Archivist’s Note: Son of William H. Osborn; brother of Henry Fairfield Osborn; grandson of Jonathan Sturges; father of Earl D. Osborn, Frederick Henry Osborn, and William Henry Osborn; uncle of A. Perry Osborn and Fairfield Osborn

Proposer of:

Century Memorial

Mr. Osborn’s contemporaries called him Will; but he lived a long time, and finally everybody except his descendants called him Mr. Osborn. He was very tall, and lean, and had a pleasant, resonant voice. He lived at Garrison; and he remarked, once, that the railroad station there was fairly littered up at train-time with giants belonging to the Fish and Osborn families.

He graduated from Princeton in 1883, and from the Harvard Law School in 1889. In 1942 Princeton gave him an LL.D. His considerable achievements as a lawyer were eclipsed by the importance of his services as a public figure. He was always a Democrat, and from 1914 to 1916 he was chairman of the Democratic State Committee. He was the ally and friend of A1 Smith. In 1936, like many other responsible citizens, he was completely disgusted with the waste and boondoggling of the Administration [of Franklin D. Roosevelt], and in August he announced privately that he would vote Republican. Thereafter, however, he went to Bar Harbor for some weeks, and there he was so revolted by the smug complacency of the rich that he just couldn’t do it.

He had a compelling sense of responsibility to the community, and this was tempered by hard common-sense and kindly humor. He was a member of the Board of the Metropolitan Museum for forty-five years, and he was a director of the Children’s Aid Society for sixty years. These were his paramount interests: and the amount of harm that he prevented ill-advised enthusiasts from doing in these fields is incalculable. He saw the great city’s crop of children as the most important thing in the world; and for them he won vital services in crowded neighborhoods where small feet sound the quick-step of the future.

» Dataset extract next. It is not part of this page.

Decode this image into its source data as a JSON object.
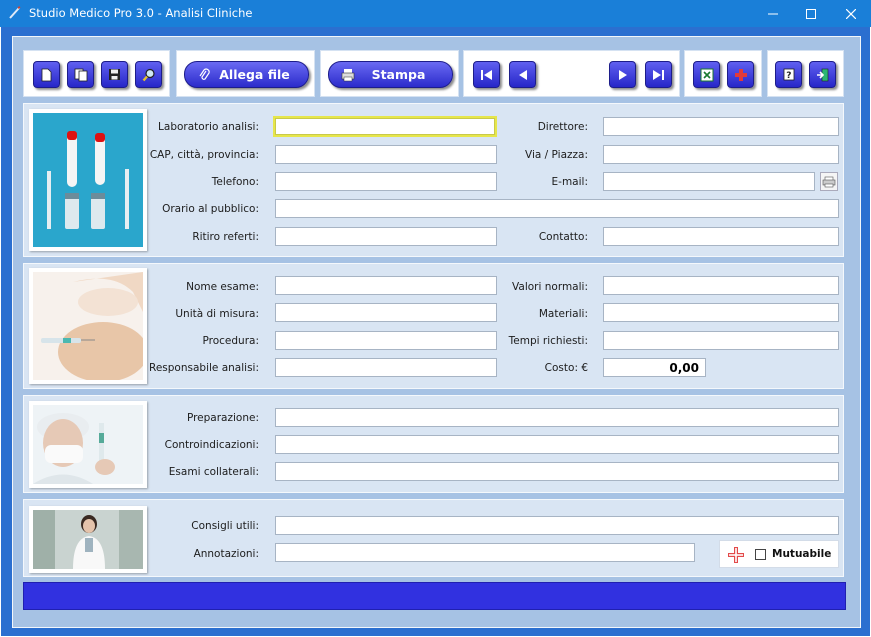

He was a disciplined and tolerant person of complete integrity. Looking backward, it seems as though his stand on controversial public questions was always right—though not always adopted. Of course to be right is not enough; but for the truth as he saw it he fought a good fight.

His friends loved him. His opponents respected him. He had the qualities of John Hampden. He was at peace with himself.

George W. Martin
1951/1952 Century Association Yearbook